In France for instance, a country once famous for its second-to-none public health system, that initial grumpiness has quickly turned into bonafide ire, with demands for better pay for health staff and reform of the country's hospitals escalating into tense confrontations with authorities. French President Emmanuel Macron — whose father was a neurology professor and mother, a physician — experienced it first-hand, as he got into a fiery exchange with self-confessed "desperate" nurses at Paris' Pitié-Salpêtrière. Macron conceded a rare mea culpa, admitting his government had "made a mistake in the strategy" of reforming the national hospital system, asLe Monde reported. Still, his renewed promises for in-depth reform have been met with skepticism by frontline health professionals. Partly to blame, perhaps, is the announcement in March that staff battling the pandemic would receive a bonus of up to 1,500 euros, which some saw as a band-aid measure when massive investment in the health system is required. "That's nice, we'll take it," as one of the Pitié-Salpêtrière nurses told Monsieur le président. "But what we need is salary revaluation."
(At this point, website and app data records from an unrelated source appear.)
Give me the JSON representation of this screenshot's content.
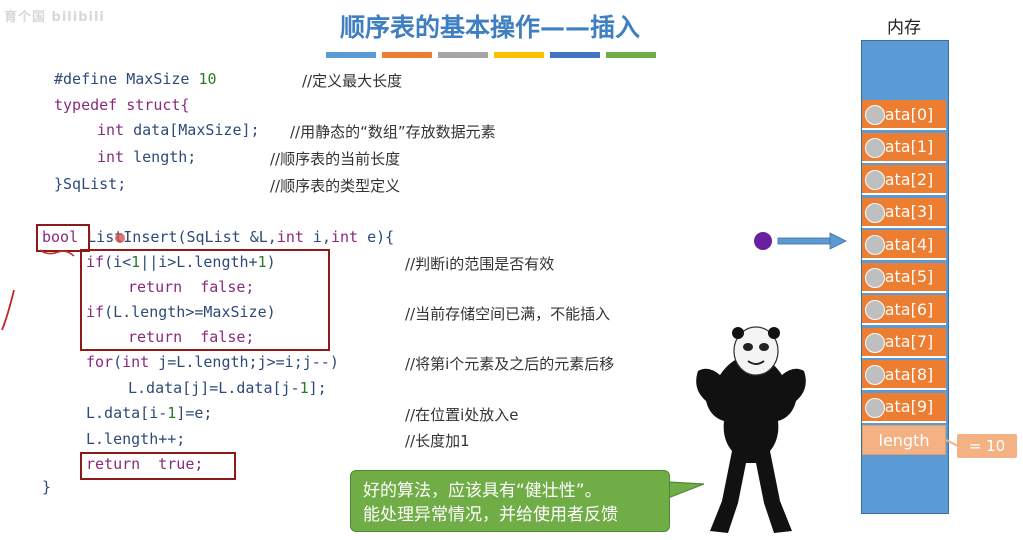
{
  "slide": {
    "title": "顺序表的基本操作——插入",
    "watermark": "育个国 bilibili",
    "color_bars": [
      "#5b9bd5",
      "#ed7d31",
      "#a5a5a5",
      "#ffc000",
      "#4472c4",
      "#70ad47"
    ]
  },
  "code": {
    "l1": [
      "#define MaxSize ",
      "10"
    ],
    "l1c": "//定义最大长度",
    "l2": [
      "typedef struct{"
    ],
    "l3": [
      "int",
      " data[MaxSize];"
    ],
    "l3c": "//用静态的“数组”存放数据元素",
    "l4": [
      "int",
      " length;"
    ],
    "l4c": "//顺序表的当前长度",
    "l5": [
      "}SqList;"
    ],
    "l5c": "//顺序表的类型定义",
    "l6": [
      "bool",
      " ListInsert(SqList &L,",
      "int",
      " i,",
      "int",
      " e){"
    ],
    "l7": [
      "if",
      "(i<",
      "1",
      "||i>L.length+",
      "1",
      ")"
    ],
    "l7c": "//判断i的范围是否有效",
    "l8": [
      "return",
      "  false;"
    ],
    "l9": [
      "if",
      "(L.length>=MaxSize)"
    ],
    "l9c": "//当前存储空间已满，不能插入",
    "l10": [
      "return",
      "  false;"
    ],
    "l11": [
      "for",
      "(",
      "int",
      " j=L.length;j>=i;j--)"
    ],
    "l11c": "//将第i个元素及之后的元素后移",
    "l12": [
      "L.data[j]=L.data[j-",
      "1",
      "];"
    ],
    "l13": [
      "L.data[i-",
      "1",
      "]=e;"
    ],
    "l13c": "//在位置i处放入e",
    "l14": [
      "L.length++;"
    ],
    "l14c": "//长度加1",
    "l15": [
      "return",
      "  true;"
    ],
    "l16": [
      "}"
    ]
  },
  "memory": {
    "title": "内存",
    "cells": [
      "ata[0]",
      "ata[1]",
      "ata[2]",
      "ata[3]",
      "ata[4]",
      "ata[5]",
      "ata[6]",
      "ata[7]",
      "ata[8]",
      "ata[9]"
    ],
    "length_label": "length",
    "length_value": "= 10"
  },
  "bubble": {
    "line1": "好的算法，应该具有“健壮性”。",
    "line2": "能处理异常情况，并给使用者反馈"
  }
}
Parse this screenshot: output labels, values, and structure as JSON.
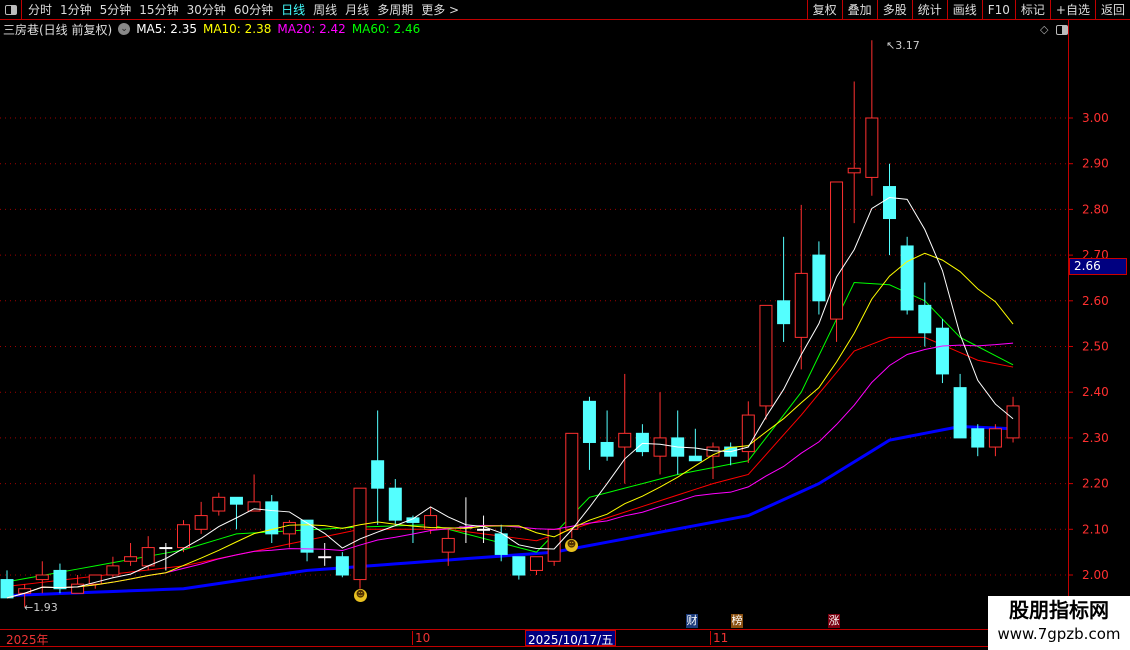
{
  "toolbar": {
    "periods": [
      "分时",
      "1分钟",
      "5分钟",
      "15分钟",
      "30分钟",
      "60分钟",
      "日线",
      "周线",
      "月线",
      "多周期",
      "更多 >"
    ],
    "active": "日线",
    "right_buttons": [
      "复权",
      "叠加",
      "多股",
      "统计",
      "画线",
      "F10",
      "标记",
      "+自选",
      "返回"
    ]
  },
  "info": {
    "title": "三房巷(日线 前复权)",
    "ma5": "MA5: 2.35",
    "ma10": "MA10: 2.38",
    "ma20": "MA20: 2.42",
    "ma60": "MA60: 2.46"
  },
  "colors": {
    "up": "#ff3030",
    "down": "#54ffff",
    "ma5": "#ffffff",
    "ma10": "#ffff00",
    "ma20": "#ff00ff",
    "ma60": "#00ff00",
    "line_red": "#ff0000",
    "line_blue": "#0000ff",
    "grid": "#a00000"
  },
  "chart_data": {
    "type": "candlestick",
    "ylim": [
      1.9,
      3.2
    ],
    "yticks": [
      "3.00",
      "2.90",
      "2.80",
      "2.70",
      "2.60",
      "2.50",
      "2.40",
      "2.30",
      "2.20",
      "2.10",
      "2.00"
    ],
    "ohlc": [
      [
        1.99,
        2.01,
        1.95,
        1.95
      ],
      [
        1.96,
        1.98,
        1.93,
        1.97
      ],
      [
        1.99,
        2.03,
        1.96,
        2.0
      ],
      [
        2.01,
        2.025,
        1.96,
        1.97
      ],
      [
        1.96,
        2.0,
        1.96,
        1.98
      ],
      [
        1.98,
        2.0,
        1.97,
        2.0
      ],
      [
        2.0,
        2.04,
        1.995,
        2.02
      ],
      [
        2.03,
        2.07,
        2.02,
        2.04
      ],
      [
        2.02,
        2.085,
        2.01,
        2.06
      ],
      [
        2.06,
        2.07,
        2.01,
        2.06
      ],
      [
        2.06,
        2.12,
        2.05,
        2.11
      ],
      [
        2.1,
        2.16,
        2.09,
        2.13
      ],
      [
        2.14,
        2.18,
        2.13,
        2.17
      ],
      [
        2.17,
        2.17,
        2.1,
        2.155
      ],
      [
        2.14,
        2.22,
        2.14,
        2.16
      ],
      [
        2.16,
        2.175,
        2.07,
        2.09
      ],
      [
        2.09,
        2.12,
        2.06,
        2.115
      ],
      [
        2.12,
        2.12,
        2.03,
        2.05
      ],
      [
        2.04,
        2.07,
        2.02,
        2.04
      ],
      [
        2.04,
        2.05,
        1.995,
        2.0
      ],
      [
        1.99,
        2.19,
        1.97,
        2.19
      ],
      [
        2.25,
        2.36,
        2.11,
        2.19
      ],
      [
        2.19,
        2.21,
        2.11,
        2.12
      ],
      [
        2.125,
        2.13,
        2.07,
        2.115
      ],
      [
        2.1,
        2.15,
        2.09,
        2.13
      ],
      [
        2.05,
        2.1,
        2.02,
        2.08
      ],
      [
        2.105,
        2.17,
        2.07,
        2.105
      ],
      [
        2.1,
        2.13,
        2.07,
        2.1
      ],
      [
        2.09,
        2.11,
        2.03,
        2.045
      ],
      [
        2.04,
        2.04,
        1.99,
        2.0
      ],
      [
        2.01,
        2.04,
        2.0,
        2.04
      ],
      [
        2.03,
        2.1,
        2.02,
        2.1
      ],
      [
        2.1,
        2.31,
        2.08,
        2.31
      ],
      [
        2.38,
        2.39,
        2.23,
        2.29
      ],
      [
        2.29,
        2.36,
        2.25,
        2.26
      ],
      [
        2.28,
        2.44,
        2.2,
        2.31
      ],
      [
        2.31,
        2.33,
        2.26,
        2.27
      ],
      [
        2.26,
        2.4,
        2.22,
        2.3
      ],
      [
        2.3,
        2.36,
        2.22,
        2.26
      ],
      [
        2.26,
        2.32,
        2.25,
        2.25
      ],
      [
        2.26,
        2.29,
        2.21,
        2.28
      ],
      [
        2.28,
        2.29,
        2.24,
        2.26
      ],
      [
        2.27,
        2.38,
        2.245,
        2.35
      ],
      [
        2.37,
        2.59,
        2.34,
        2.59
      ],
      [
        2.6,
        2.74,
        2.51,
        2.55
      ],
      [
        2.52,
        2.81,
        2.45,
        2.66
      ],
      [
        2.7,
        2.73,
        2.57,
        2.6
      ],
      [
        2.56,
        2.86,
        2.51,
        2.86
      ],
      [
        2.88,
        3.08,
        2.77,
        2.89
      ],
      [
        2.87,
        3.17,
        2.83,
        3.0
      ],
      [
        2.85,
        2.9,
        2.7,
        2.78
      ],
      [
        2.72,
        2.74,
        2.57,
        2.58
      ],
      [
        2.59,
        2.64,
        2.5,
        2.53
      ],
      [
        2.54,
        2.56,
        2.42,
        2.44
      ],
      [
        2.41,
        2.44,
        2.3,
        2.3
      ],
      [
        2.32,
        2.33,
        2.26,
        2.28
      ],
      [
        2.28,
        2.33,
        2.26,
        2.32
      ],
      [
        2.3,
        2.39,
        2.29,
        2.37
      ]
    ],
    "ma_windows": {
      "ma5": 5,
      "ma10": 10,
      "ma20": 20
    },
    "line_green": [
      [
        0,
        1.985
      ],
      [
        10,
        2.055
      ],
      [
        13,
        2.09
      ],
      [
        20,
        2.105
      ],
      [
        24,
        2.11
      ],
      [
        30,
        2.05
      ],
      [
        33,
        2.17
      ],
      [
        38,
        2.22
      ],
      [
        42,
        2.25
      ],
      [
        45,
        2.4
      ],
      [
        48,
        2.64
      ],
      [
        50,
        2.635
      ],
      [
        52,
        2.6
      ],
      [
        54,
        2.52
      ],
      [
        57,
        2.46
      ]
    ],
    "line_red": [
      [
        0,
        1.975
      ],
      [
        10,
        2.02
      ],
      [
        20,
        2.1
      ],
      [
        25,
        2.1
      ],
      [
        30,
        2.075
      ],
      [
        32,
        2.1
      ],
      [
        40,
        2.2
      ],
      [
        42,
        2.22
      ],
      [
        45,
        2.35
      ],
      [
        48,
        2.49
      ],
      [
        50,
        2.52
      ],
      [
        52,
        2.52
      ],
      [
        55,
        2.47
      ],
      [
        57,
        2.455
      ]
    ],
    "line_blue": [
      [
        0,
        1.955
      ],
      [
        10,
        1.97
      ],
      [
        17,
        2.01
      ],
      [
        31,
        2.05
      ],
      [
        42,
        2.13
      ],
      [
        46,
        2.2
      ],
      [
        50,
        2.295
      ],
      [
        54,
        2.325
      ],
      [
        57,
        2.32
      ]
    ],
    "high_label": "3.17",
    "low_label": "1.93",
    "current_price": "2.66"
  },
  "datebar": {
    "year": "2025年",
    "m10": "10",
    "selected": "2025/10/17/五",
    "m11": "11"
  },
  "badges": [
    "财",
    "榜",
    "涨"
  ],
  "watermark": {
    "line1": "股朋指标网",
    "line2": "www.7gpzb.com"
  }
}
Similar scenes of frustration took place next door, in Belgium — the country with the highest COVID-19 mortality rate — when the staff of Brussels' Saint-Pierre Hospital turned their backs on Prime Minister Sophie Wilmès during an official visit. Most of the silent outrage over the Belgian government's handling of the pandemic was directed at a controversial decree, in early May, that allowed unqualified staff to undertake nursing duties. Here too, new promises were made, with Wilmes saying she did not want to see a post-coronavirus world where the health sector was "reduced to what it was before," Belgian broadcaster RTBF reports.
Other scenes of rising anger were registered in Mexico, where hundreds of health workers deplored the country's lack of adequate protective material; in India, where critics note that Mumbai shortages of hospital beds weighed on medical staff after years of chronic underinvestment in healthcare; and in Egypt, where deaths among healthcare professionals is the most brutal sign of what one called a "complete collapse" of the medical system.
Back on European balconies, some have deplored how the clapping for medical workers grows dimmer every evening. So many doctors and nurses had stopped listening long ago.